Morgan Beckles never considered a career in journalism.
But the psychology student has a new-found appreciation for the discipline after getting a taste during the 2017 General Election.
Her research on the parties’ platforms received an overwhelming response and she found herself interviewing some of the island’s leading politicians including then premier Michael Dunkley.
“Journalism wasn’t a career that I was considering before,” the 22-year-old told The Royal Gazette.
“I knew I liked writing and I liked research but after this experience and seeing how influential it can be and how important journalists and journalism is, I definitely want to get into it, especially because I’m really passionate about mental health.
“I think journalism could go a long way in helping to reduce the stigma on the island involving mental health.”
Ahead of the election, Ms Beckles researched both platforms and drew up a table dividing them by topic and comparing them side by side.
“I was frustrated by the lack of information out there for voters to base their vote on,” she said, adding she soon realised she was not alone.
She wanted something “other than the overly sensationalised propaganda videos that each party was posting” and, having been trained to think critically, it felt only natural to do her own research.
She found and critiqued the evidence, tried to come to a conclusion and shared her research online to an overwhelming and unexpected response.
Ms Beckles said: “But it was awesome to see so many people appreciate the research that I did. And it made me happy that I could help my fellow Bermudians be more informed so they could vote mindfully.
“That’s all I really wanted; I wanted better for Bermuda because I think a lot of Bermudians felt the same way.”
But along with the positive feedback came the responses urging her to vote for a specific party, which was the opposite of what she was trying to do.
She said: “All I was trying to do was provide information in the hope that other people would also collaboratively share sources and evidence and we can all just make our independent decision on who to vote for.”
Ms Beckles interviewed Mr Dunkley, former national security minister Jeff Baron and the Progressive Labour Party candidate for her Smith’s South constituency, Rose Ann Tucker.
“They were all warm and welcoming and I really appreciated that,” she said. “And I was happy to be able to provide information through YouTube because there was obviously a demand for it.”

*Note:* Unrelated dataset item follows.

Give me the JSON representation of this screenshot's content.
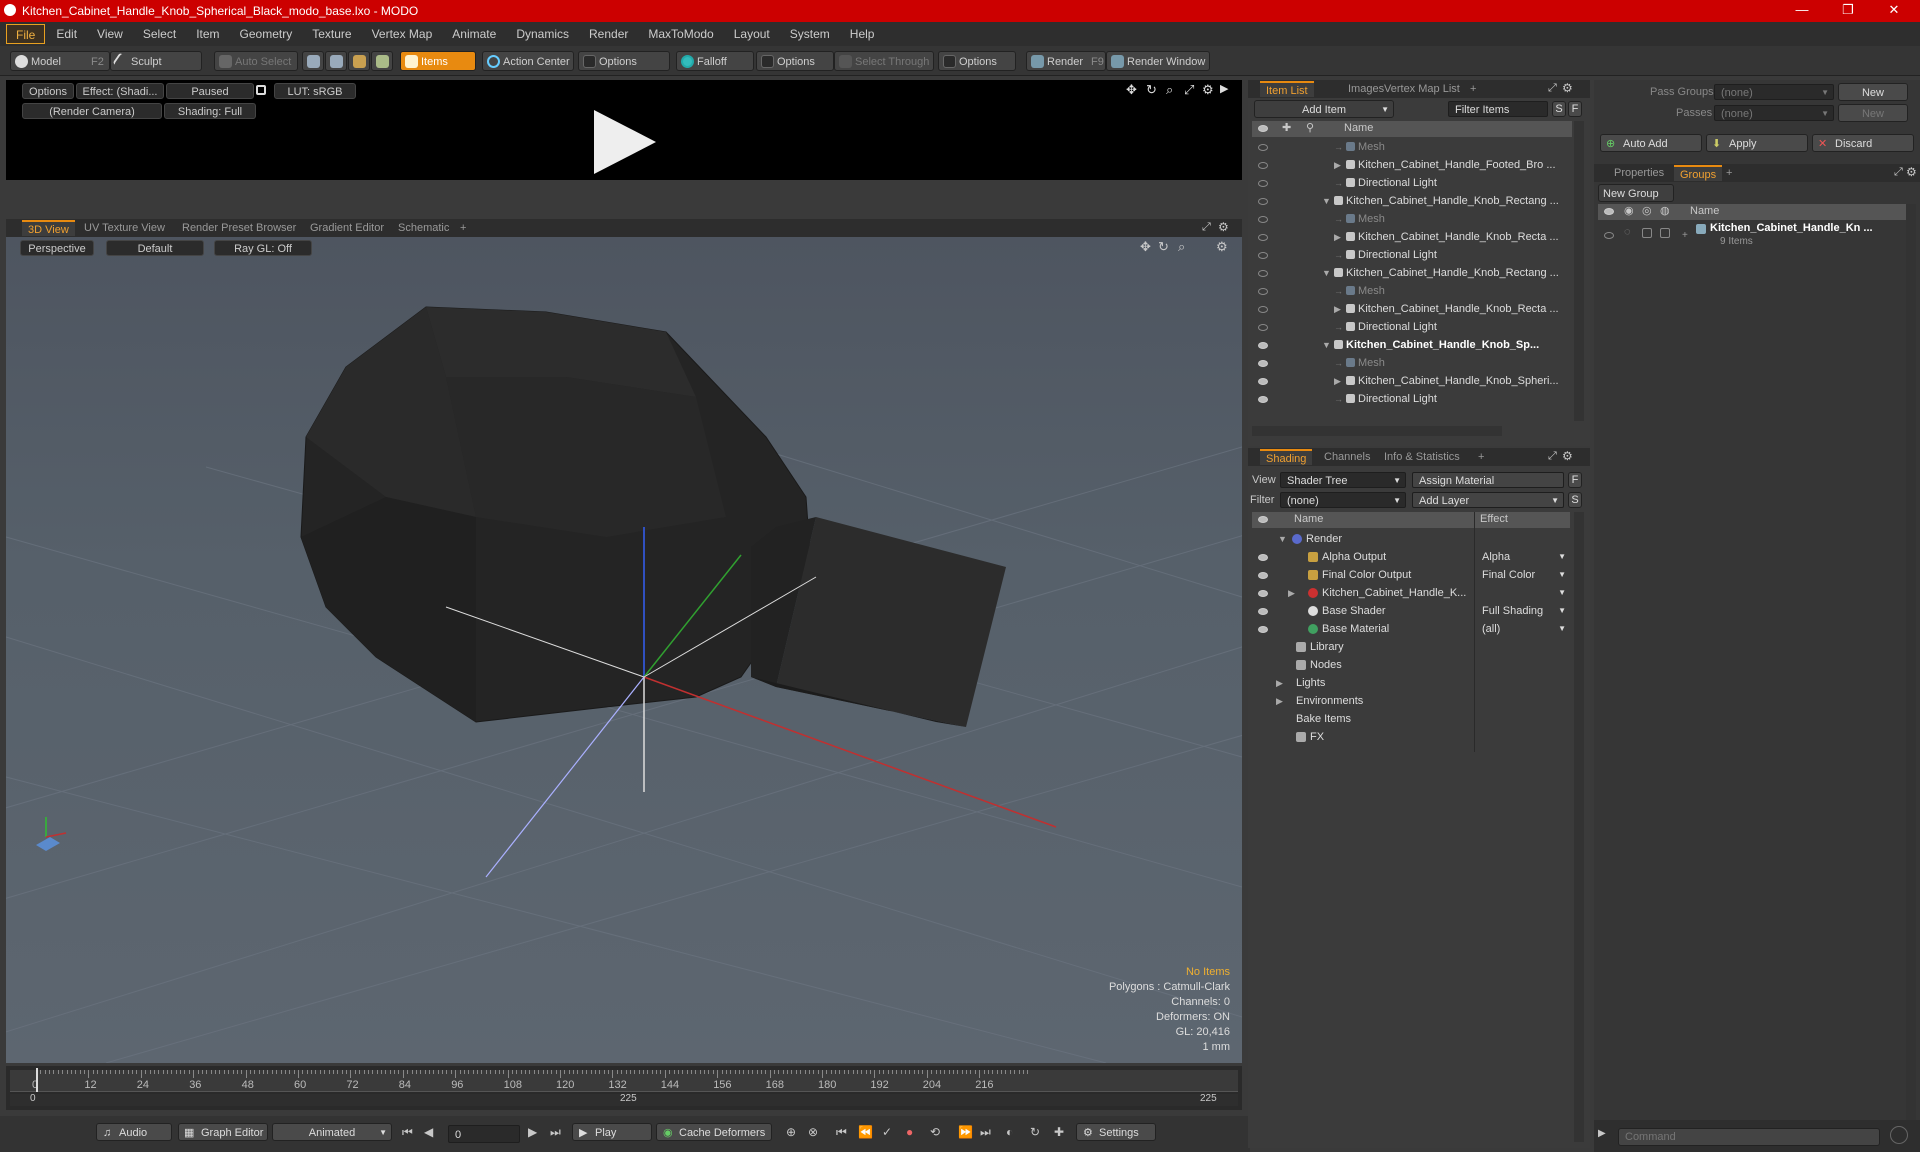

On election night, Ms Beckles was stationed at the Hamilton South polling station at Whitney Middle School on behalf of The Royal Gazette.
“Over the last few weeks that was probably one of the most rewarding experiences,” she said, adding that it also gave her a new insight into Bermudian politics.
“It really showed me what journalism was like,” she added. “I loved it. It was exhilarating.”
Seeing her work in the post-election issue was “really exciting”, she said.
“I just realised that I loved doing that and I realised how influential journalism is and how powerful it is and honestly how beautiful it is.”
But the experience also taught her that Bermudians “deserve better than the information that they were being provided”.
And she realised that some did not grasp the concept of critical thinking, which she would like to see emphasised more in the school curriculum.
It also highlighted the gap between generations.
She said: “I’ve been around a lot of intelligent, talented, hard-working young people and I would never have doubted that the youth or people my age wouldn’t be interested in politics.
“I’m excited to see where my generation will take Bermuda because it’s time for a change. And this election showed I’m not the only millennial interested in seeing a better Bermuda.”
Ms Beckles will join The Royal Gazette for a two-week internship this month before she heads to London to pursue a masters in psychology at the University of Westminster in September.
“I’m really excited to get the experience before I head off to do more school,” she said, adding that she would like to pursue journalism “more in the visual arts sense” in the future.